Driven by intense competition for market share banks across the globe have increasingly allowed credit portfolios to become less diversified (across all dimensions - country, industry, sector and size) and were willing to accept lesser quality assets on their books. As a result, even well capitalised banks could come under severe solvency pressure when global economic conditions turn. The banking
industry have realised the need for more sophisticated loan origination, credit and capital management practices. To this end, the reforms introduced by the Bank of International Settlement through the New Basel Accord (Basel II) aim to include exposure specific credit risk
characteristics within the regulatory capital requirement framework. The new regulatory capital framework still does not allow diversification and concentration risk to be fully recognised within the
credit portfolio because it does not account for systematic and idiosyncratic risk in a multifactor framework.
The core principle for addressing practical questions in credit portfolio management is enclosed in the ability to link the cyclical or systematic components of firm credit risk with the firm’s own
idiosyncratic credit risk as well as the systematic credit risk component of every other exposure in the portfolio.

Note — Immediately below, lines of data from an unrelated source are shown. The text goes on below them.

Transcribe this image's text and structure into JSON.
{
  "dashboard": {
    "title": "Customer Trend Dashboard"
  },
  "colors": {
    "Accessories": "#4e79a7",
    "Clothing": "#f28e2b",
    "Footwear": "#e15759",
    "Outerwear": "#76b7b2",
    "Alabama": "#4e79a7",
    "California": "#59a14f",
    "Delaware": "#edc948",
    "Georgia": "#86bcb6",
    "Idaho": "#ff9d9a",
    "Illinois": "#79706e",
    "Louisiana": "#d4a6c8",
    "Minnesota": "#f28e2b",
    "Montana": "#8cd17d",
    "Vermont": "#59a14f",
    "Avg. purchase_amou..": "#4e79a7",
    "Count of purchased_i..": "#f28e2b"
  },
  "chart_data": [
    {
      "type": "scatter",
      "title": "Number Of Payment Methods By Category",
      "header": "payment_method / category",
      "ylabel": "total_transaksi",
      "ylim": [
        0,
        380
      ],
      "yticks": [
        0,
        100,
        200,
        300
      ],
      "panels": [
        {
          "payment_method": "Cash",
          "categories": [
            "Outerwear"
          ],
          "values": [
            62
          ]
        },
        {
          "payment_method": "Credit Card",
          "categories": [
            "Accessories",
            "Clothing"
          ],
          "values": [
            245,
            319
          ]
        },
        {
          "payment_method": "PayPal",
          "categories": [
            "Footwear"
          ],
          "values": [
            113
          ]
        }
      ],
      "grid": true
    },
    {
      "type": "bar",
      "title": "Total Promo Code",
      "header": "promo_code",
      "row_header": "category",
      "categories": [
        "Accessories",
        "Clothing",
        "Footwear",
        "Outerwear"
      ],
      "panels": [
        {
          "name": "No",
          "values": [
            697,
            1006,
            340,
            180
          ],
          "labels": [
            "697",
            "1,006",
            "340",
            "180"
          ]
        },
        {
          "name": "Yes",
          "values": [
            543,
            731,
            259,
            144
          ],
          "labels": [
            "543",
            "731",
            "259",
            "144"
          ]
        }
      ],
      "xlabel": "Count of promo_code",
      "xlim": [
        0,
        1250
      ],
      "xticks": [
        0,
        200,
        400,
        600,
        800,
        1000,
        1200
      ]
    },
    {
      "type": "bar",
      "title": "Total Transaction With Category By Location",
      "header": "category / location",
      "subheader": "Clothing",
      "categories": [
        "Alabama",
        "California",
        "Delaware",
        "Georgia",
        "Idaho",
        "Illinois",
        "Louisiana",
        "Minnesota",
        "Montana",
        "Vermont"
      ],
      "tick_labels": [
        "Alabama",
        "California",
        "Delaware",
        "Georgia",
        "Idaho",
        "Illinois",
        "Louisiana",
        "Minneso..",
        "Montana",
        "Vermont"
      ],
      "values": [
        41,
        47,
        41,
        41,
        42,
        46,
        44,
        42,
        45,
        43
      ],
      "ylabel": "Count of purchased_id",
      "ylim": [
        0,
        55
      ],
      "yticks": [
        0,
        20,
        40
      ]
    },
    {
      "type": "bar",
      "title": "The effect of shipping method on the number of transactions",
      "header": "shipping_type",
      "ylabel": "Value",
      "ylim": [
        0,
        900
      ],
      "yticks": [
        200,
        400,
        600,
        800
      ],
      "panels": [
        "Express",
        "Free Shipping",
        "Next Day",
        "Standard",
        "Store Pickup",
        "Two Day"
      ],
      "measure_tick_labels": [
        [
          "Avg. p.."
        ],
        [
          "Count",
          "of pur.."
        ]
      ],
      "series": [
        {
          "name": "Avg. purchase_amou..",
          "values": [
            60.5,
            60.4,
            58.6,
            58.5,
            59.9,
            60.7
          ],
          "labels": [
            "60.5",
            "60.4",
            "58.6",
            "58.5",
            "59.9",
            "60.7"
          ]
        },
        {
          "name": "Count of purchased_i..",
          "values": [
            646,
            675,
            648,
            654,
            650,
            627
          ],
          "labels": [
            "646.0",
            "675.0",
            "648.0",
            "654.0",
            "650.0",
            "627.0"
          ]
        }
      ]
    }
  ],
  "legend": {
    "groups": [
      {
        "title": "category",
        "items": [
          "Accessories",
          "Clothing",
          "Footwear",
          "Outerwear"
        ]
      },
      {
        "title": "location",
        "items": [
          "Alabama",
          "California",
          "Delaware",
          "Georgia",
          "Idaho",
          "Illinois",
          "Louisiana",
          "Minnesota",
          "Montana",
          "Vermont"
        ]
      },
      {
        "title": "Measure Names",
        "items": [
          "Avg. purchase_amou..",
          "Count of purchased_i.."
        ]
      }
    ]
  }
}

Simple structural credit portfolio management approaches have opted to represent the
general economy or systematic risk by a single risk factor. The systematic component of all exposures, the process generating asset values and therefore the default thresholds are homogeneous
across all firms. Indeed, this Asymptotic Single Risk Factor (ASRF) model has been the foundation for Basel II. While the ASRF framework is appealing due to its analytical closed-form properties for
regulatory and generally universal application in large portfolios, the single risk factor characteristic is
also its major drawback. Essentially it does not allow for enough flexibility in answering real life questions. Commercially available credit portfolio models make an effort to address this by introducing more systematic factors in the asset value generating process but from a practitioner’s
point of view, these models are often a “black-box” allowing little economic meaning or inference to be attributed to systematic factors.
The methodology proposed by Pesaran, Schuermann, and Weiner (2004) and supplemented by Pesaran, Schuermann, Treutler and Weiner (2006) has made a significant advance in credit risk
modelling in that it avoids the use of proprietary balance sheet and distance to default data, focussing on credit ratings which are more freely available. Linking an adjusted structural default model to a
structural global econometric model (GVAR) credit risk analysis and portfolio management can be done through the use of a conditional loss distribution estimation and simulation process. The GVAR model used in Pesaran et al. (2004) comprises a total of 25 countries which is grouped into 11
regions and accounts for 80 per cent of world production. In the case of South Africa the GVAR model lacks applicability since it does not include an African component.
In this paper we construct a country specific macro-econometric risk driver engine which is compatible with and could feed into the GVAR model and framework of PSW (2004) using vector error correcting (VECM) techniques. This will allow conditional loss estimation of a South African specific credit portfolio but also opens the door for credit portfolio modelling on a global scale as such a model can easily be linked into the GVAR model. We extend the set of domestic factors
beyond those used in PSW (2004) in such a way that the risk driver model is applicable for both retail and corporate credit risk. As such, the model can be applied to a total bank balance sheet,
incorporating the correlation and diversification between both retail and corporate credit exposures.
Assuming statistical over-identification restrictions, our results indicate that it is possible to construct a South African component for the GVAR model and that such a component could easily be
integrated into a global content. From a practical application perspective the framework and model is particularly appealing since it could be used as a theoretically consistent correlation model within a South African specific credit portfolio management tool.